FP said...

And I am going to have to get some ginger beer in this week. A new English shop has opened down town and I get also get Stones Green Ginger Wine. I make ginger kir with it. Brilliant.
I've added a bonus track to my list which is the unexpected combination of rap and....celtic music with Brenton binious and swirling kilts. We heard it on the telly last night and were reminded that we both love it. thought I'd share it. The group is Manau and the song is 'Le Tribu de Dana. Give it a whirl. The wine was good - enough to get two or three bottles in to keep anyway. You just have to be careful that it doesn't peak then go downhill.

ejaydee said...

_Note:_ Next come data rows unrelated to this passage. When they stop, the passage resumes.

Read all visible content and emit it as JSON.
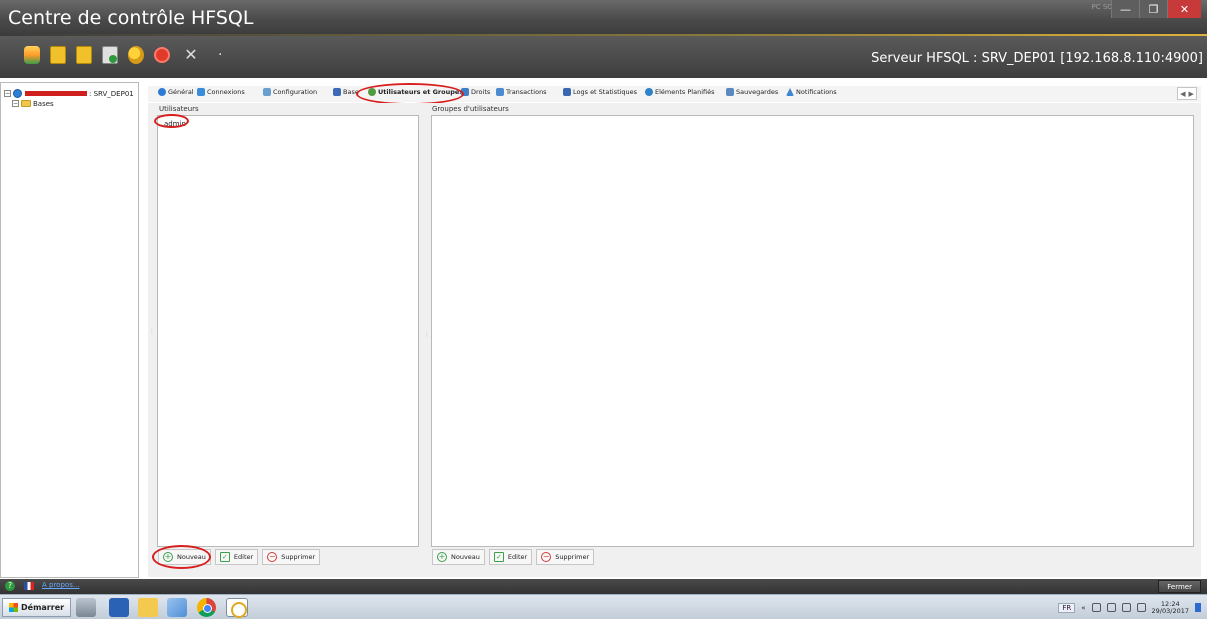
{
  "window": {
    "title": "Centre de contrôle HFSQL",
    "product_tag": "PC SOFT",
    "minimize_glyph": "—",
    "maximize_glyph": "❐",
    "close_glyph": "✕"
  },
  "toolbar": {
    "icons": [
      "database-icon",
      "document-icon",
      "document-icon",
      "document-add-icon",
      "group-icon",
      "stop-icon",
      "tools-icon"
    ],
    "tools_glyph": "✕",
    "dot": "·",
    "server_label": "Serveur HFSQL : SRV_DEP01 [192.168.8.110:4900]"
  },
  "tree": {
    "server_node_label": ": SRV_DEP01",
    "bases_label": "Bases",
    "expander_minus": "−"
  },
  "tabs": [
    {
      "label": "Général",
      "icon": "info-icon"
    },
    {
      "label": "Connexions",
      "icon": "connections-icon"
    },
    {
      "label": "Configuration",
      "icon": "config-icon"
    },
    {
      "label": "Base",
      "icon": "database-icon"
    },
    {
      "label": "Utilisateurs et Groupes",
      "icon": "users-icon",
      "active": true
    },
    {
      "label": "Droits",
      "icon": "rights-icon"
    },
    {
      "label": "Transactions",
      "icon": "transactions-icon"
    },
    {
      "label": "Logs et Statistiques",
      "icon": "logs-icon"
    },
    {
      "label": "Eléments Planifiés",
      "icon": "scheduled-icon"
    },
    {
      "label": "Sauvegardes",
      "icon": "backup-icon"
    },
    {
      "label": "Notifications",
      "icon": "notifications-icon"
    }
  ],
  "tab_nav": {
    "prev": "◀",
    "next": "▶"
  },
  "users_panel": {
    "label": "Utilisateurs",
    "items": [
      "admin"
    ],
    "buttons": {
      "new": "Nouveau",
      "edit": "Editer",
      "delete": "Supprimer"
    }
  },
  "groups_panel": {
    "label": "Groupes d'utilisateurs",
    "items": [],
    "buttons": {
      "new": "Nouveau",
      "edit": "Editer",
      "delete": "Supprimer"
    }
  },
  "button_glyphs": {
    "plus": "+",
    "minus": "−",
    "edit": "✓"
  },
  "statusbar": {
    "help_glyph": "?",
    "about_link": "A propos...",
    "close_button": "Fermer"
  },
  "taskbar": {
    "start_label": "Démarrer",
    "language": "FR",
    "tray_arrow": "«",
    "time": "12:24",
    "date": "29/03/2017"
  },
  "colors": {
    "annotation_red": "#d71f1f",
    "titlebar": "#4a4a4a",
    "accent_gold": "#e0b23b"
  }
}
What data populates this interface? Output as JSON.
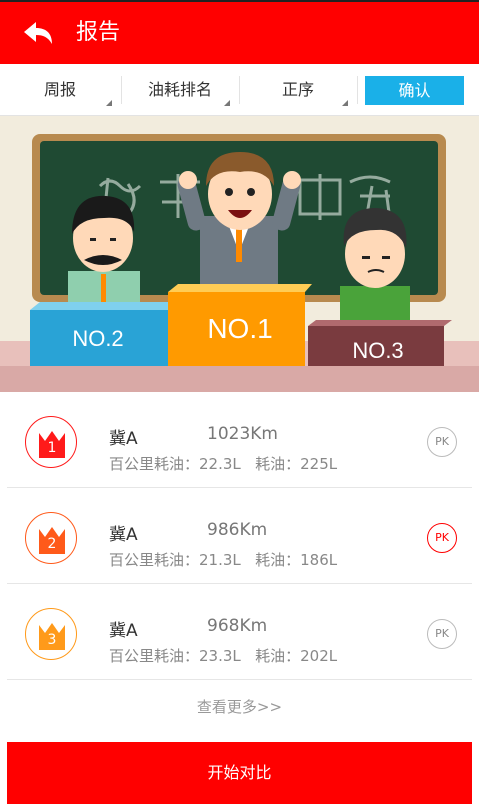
{
  "header": {
    "title": "报告",
    "back_icon": "back-arrow-icon"
  },
  "filters": {
    "period": "周报",
    "metric": "油耗排名",
    "order": "正序",
    "confirm": "确认"
  },
  "banner": {
    "podium": [
      {
        "label": "NO.2",
        "color": "#29a3d6"
      },
      {
        "label": "NO.1",
        "color": "#ff9a00"
      },
      {
        "label": "NO.3",
        "color": "#7a3b3f"
      }
    ]
  },
  "ranking": [
    {
      "rank": "1",
      "plate": "冀A",
      "distance": "1023Km",
      "per100_label": "百公里耗油：",
      "per100": "22.3L",
      "total_label": "耗油：",
      "total": "225L",
      "pk": "PK",
      "color": "#ff1a1a",
      "pk_active": false
    },
    {
      "rank": "2",
      "plate": "冀A",
      "distance": "986Km",
      "per100_label": "百公里耗油：",
      "per100": "21.3L",
      "total_label": "耗油：",
      "total": "186L",
      "pk": "PK",
      "color": "#ff5a1a",
      "pk_active": true
    },
    {
      "rank": "3",
      "plate": "冀A",
      "distance": "968Km",
      "per100_label": "百公里耗油：",
      "per100": "23.3L",
      "total_label": "耗油：",
      "total": "202L",
      "pk": "PK",
      "color": "#ff9a1a",
      "pk_active": false
    }
  ],
  "more": "查看更多>>",
  "start_button": "开始对比"
}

What I first liked about the song, is how he ticks all the boxes of all the cliches of a sweet life in Paris and France in general (the apartment, the records, etc.) at the time. Until I figured out what it is really about.
About Darjeeling Limited, you get what you usually do with Wes ANderson films. Quirky relationships between the endearing characters. Awkward adults acting a bit like children; beautiful sets, cool costumes and slow motion shots. Great soundtrack and good dialogue. BUT, in all his films, I feel like there's something missing, a certain depth maybe, I don't know. I like his films, but they always leave me unsatisfied. Bref, if you liked the others, you'll also like this one. I think they're worth the one watch.

goneforeign said...

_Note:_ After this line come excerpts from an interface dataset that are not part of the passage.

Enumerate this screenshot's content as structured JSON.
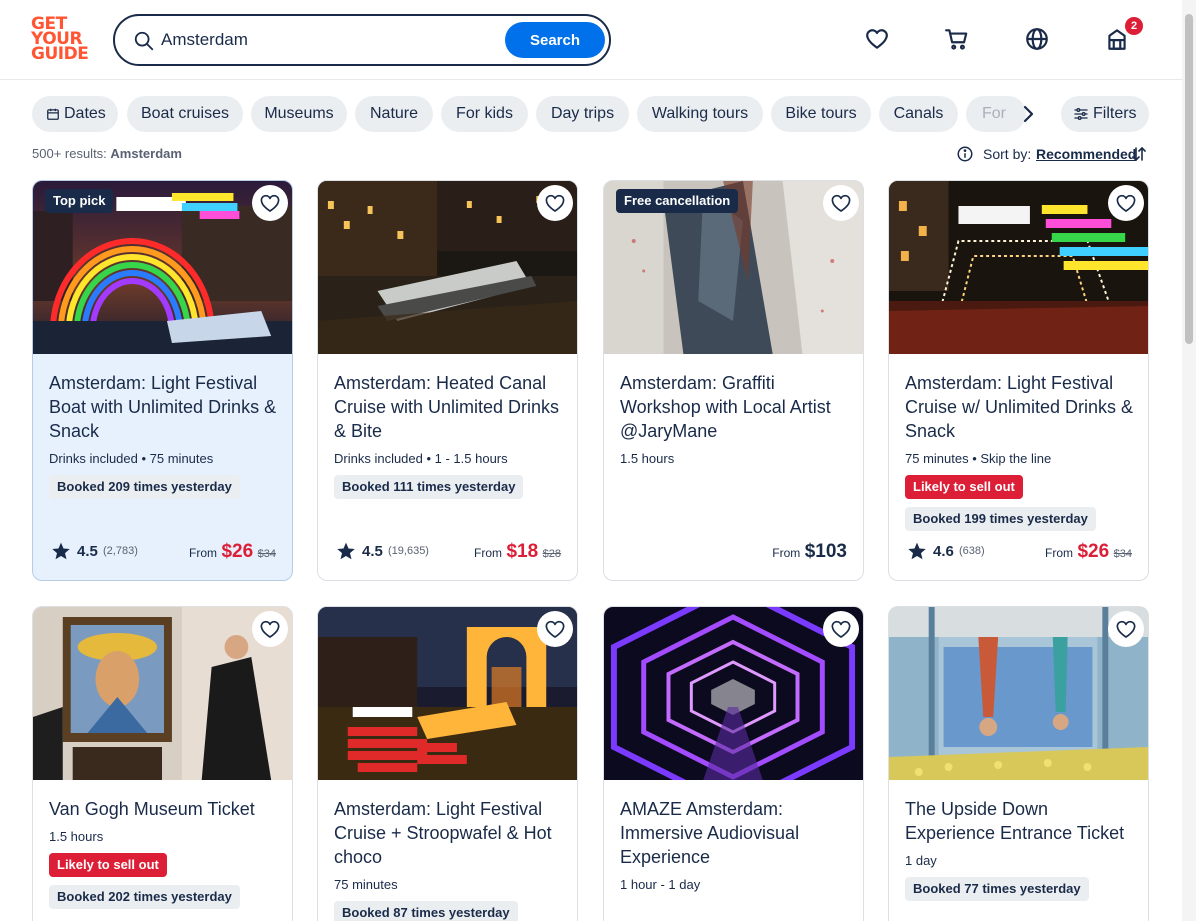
{
  "brand": {
    "logo_lines": [
      "GET",
      "YOUR",
      "GUIDE"
    ]
  },
  "search": {
    "value": "Amsterdam",
    "button_label": "Search"
  },
  "header": {
    "cart_badge": "2"
  },
  "chips": {
    "dates": "Dates",
    "items": [
      "Boat cruises",
      "Museums",
      "Nature",
      "For kids",
      "Day trips",
      "Walking tours",
      "Bike tours",
      "Canals",
      "For"
    ],
    "filters": "Filters"
  },
  "results": {
    "count": "500+ results:",
    "query": "Amsterdam"
  },
  "sort": {
    "label": "Sort by:",
    "value": "Recommended"
  },
  "cards": [
    {
      "tag": "Top pick",
      "title": "Amsterdam: Light Festival Boat with Unlimited Drinks & Snack",
      "meta": "Drinks included • 75 minutes",
      "booked": "Booked 209 times yesterday",
      "rating": "4.5",
      "reviews": "(2,783)",
      "from": "From",
      "price": "$26",
      "old_price": "$34"
    },
    {
      "title": "Amsterdam: Heated Canal Cruise with Unlimited Drinks & Bite",
      "meta": "Drinks included • 1 - 1.5 hours",
      "booked": "Booked 111 times yesterday",
      "rating": "4.5",
      "reviews": "(19,635)",
      "from": "From",
      "price": "$18",
      "old_price": "$28"
    },
    {
      "tag": "Free cancellation",
      "title": "Amsterdam: Graffiti Workshop with Local Artist @JaryMane",
      "meta": "1.5 hours",
      "from": "From",
      "price": "$103"
    },
    {
      "title": "Amsterdam: Light Festival Cruise w/ Unlimited Drinks & Snack",
      "meta": "75 minutes • Skip the line",
      "sell": "Likely to sell out",
      "booked": "Booked 199 times yesterday",
      "rating": "4.6",
      "reviews": "(638)",
      "from": "From",
      "price": "$26",
      "old_price": "$34"
    },
    {
      "title": "Van Gogh Museum Ticket",
      "meta": "1.5 hours",
      "sell": "Likely to sell out",
      "booked": "Booked 202 times yesterday"
    },
    {
      "title": "Amsterdam: Light Festival Cruise + Stroopwafel & Hot choco",
      "meta": "75 minutes",
      "booked": "Booked 87 times yesterday"
    },
    {
      "title": "AMAZE Amsterdam: Immersive Audiovisual Experience",
      "meta": "1 hour - 1 day"
    },
    {
      "title": "The Upside Down Experience Entrance Ticket",
      "meta": "1 day",
      "booked": "Booked 77 times yesterday"
    }
  ],
  "image_text": {
    "card1": [
      "amsterdam light festival",
      "UNLIMITED DRINKS",
      "GLÜHWEIN",
      "HOT CHOCOLATE",
      "WELCOME SNACK"
    ],
    "card4": [
      "amsterdam light festival",
      "BEST VIEWS",
      "WELCOME SNACK",
      "UNLIMITED DRINKS",
      "BEST LOCAL EXPERIENCE",
      "TOP RATED CRUISE CO"
    ],
    "card6": [
      "amsterdam light festival",
      "UNLIMITED DRINKS",
      "& HOT CHOCOLATE",
      "& SNACKS",
      "& STROOPWAFEL",
      "& GLÜHWEIN",
      "& HEATED BOAT"
    ]
  },
  "colors": {
    "brand": "#ff5533",
    "primary": "#0071eb",
    "price": "#dc1e36",
    "text": "#1a2b49"
  }
}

So much going on here this week that I didn't listen to your list 'til yesterday, loved it, well most of it. Many new groups to me but I loved hearing the Kinks again and also the Who, who I think were one of THE most creative groups of that era, loved 'em. Thank you.

FP said...

Glad you enjoyed it GF. My bloke and, I think, most French people call Roger Daltry's group 'The Wooo' which I think is very sweet and makes me smile. We very much like The Wooo in this household.